◆ Exercise description ◆
Return the records exactly as they appear below, omitting the pictures.

◆ Stored data ◆

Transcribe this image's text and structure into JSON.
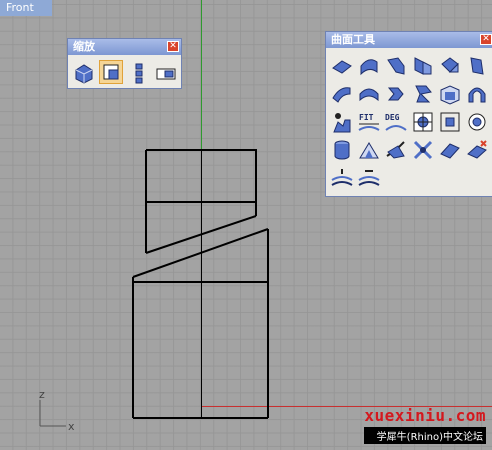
{
  "viewport": {
    "label": "Front"
  },
  "axes": {
    "x_label": "x",
    "z_label": "z"
  },
  "zoom_panel": {
    "title": "缩放",
    "tools": [
      {
        "name": "zoom-extents-icon",
        "active": false
      },
      {
        "name": "zoom-window-icon",
        "active": true
      },
      {
        "name": "zoom-dynamic-icon",
        "active": false
      },
      {
        "name": "zoom-selected-icon",
        "active": false
      }
    ]
  },
  "surface_panel": {
    "title": "曲面工具",
    "rows": [
      [
        "fillet-surface-icon",
        "chamfer-surface-icon",
        "variable-fillet-icon",
        "blend-surface-icon",
        "match-surface-icon",
        "merge-surface-icon"
      ],
      [
        "extend-surface-icon",
        "offset-surface-icon",
        "variable-chamfer-icon",
        "connect-surface-icon",
        "unroll-surface-icon",
        "arch-surface-icon"
      ],
      [
        "change-degree-icon",
        "fit-icon",
        "deg-icon",
        "edit-point-icon",
        "rebuild-icon",
        "target-icon"
      ],
      [
        "cylinder-icon",
        "shrink-icon",
        "split-icon",
        "flow-icon",
        "symmetry-icon",
        "remove-icon"
      ],
      [
        "insert-knot-icon",
        "remove-knot-icon"
      ]
    ],
    "text_icons": {
      "fit": "FIT",
      "deg": "DEG"
    }
  },
  "watermark": {
    "title": "xuexiniu.com",
    "subtitle": "学犀牛(Rhino)中文论坛"
  }
}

◆ Finished task ◆
Transcribe this image's text and structure into JSON.
{
  "viewport": {
    "label": "Front"
  },
  "axes": {
    "x_label": "x",
    "z_label": "z"
  },
  "zoom_panel": {
    "title": "缩放",
    "tools": [
      {
        "name": "zoom-extents-icon",
        "active": false
      },
      {
        "name": "zoom-window-icon",
        "active": true
      },
      {
        "name": "zoom-dynamic-icon",
        "active": false
      },
      {
        "name": "zoom-selected-icon",
        "active": false
      }
    ]
  },
  "surface_panel": {
    "title": "曲面工具",
    "rows": [
      [
        "fillet-surface-icon",
        "chamfer-surface-icon",
        "variable-fillet-icon",
        "blend-surface-icon",
        "match-surface-icon",
        "merge-surface-icon"
      ],
      [
        "extend-surface-icon",
        "offset-surface-icon",
        "variable-chamfer-icon",
        "connect-surface-icon",
        "unroll-surface-icon",
        "arch-surface-icon"
      ],
      [
        "change-degree-icon",
        "fit-icon",
        "deg-icon",
        "edit-point-icon",
        "rebuild-icon",
        "target-icon"
      ],
      [
        "cylinder-icon",
        "shrink-icon",
        "split-icon",
        "flow-icon",
        "symmetry-icon",
        "remove-icon"
      ],
      [
        "insert-knot-icon",
        "remove-knot-icon"
      ]
    ],
    "text_icons": {
      "fit": "FIT",
      "deg": "DEG"
    }
  },
  "watermark": {
    "title": "xuexiniu.com",
    "subtitle": "学犀牛(Rhino)中文论坛"
  }
}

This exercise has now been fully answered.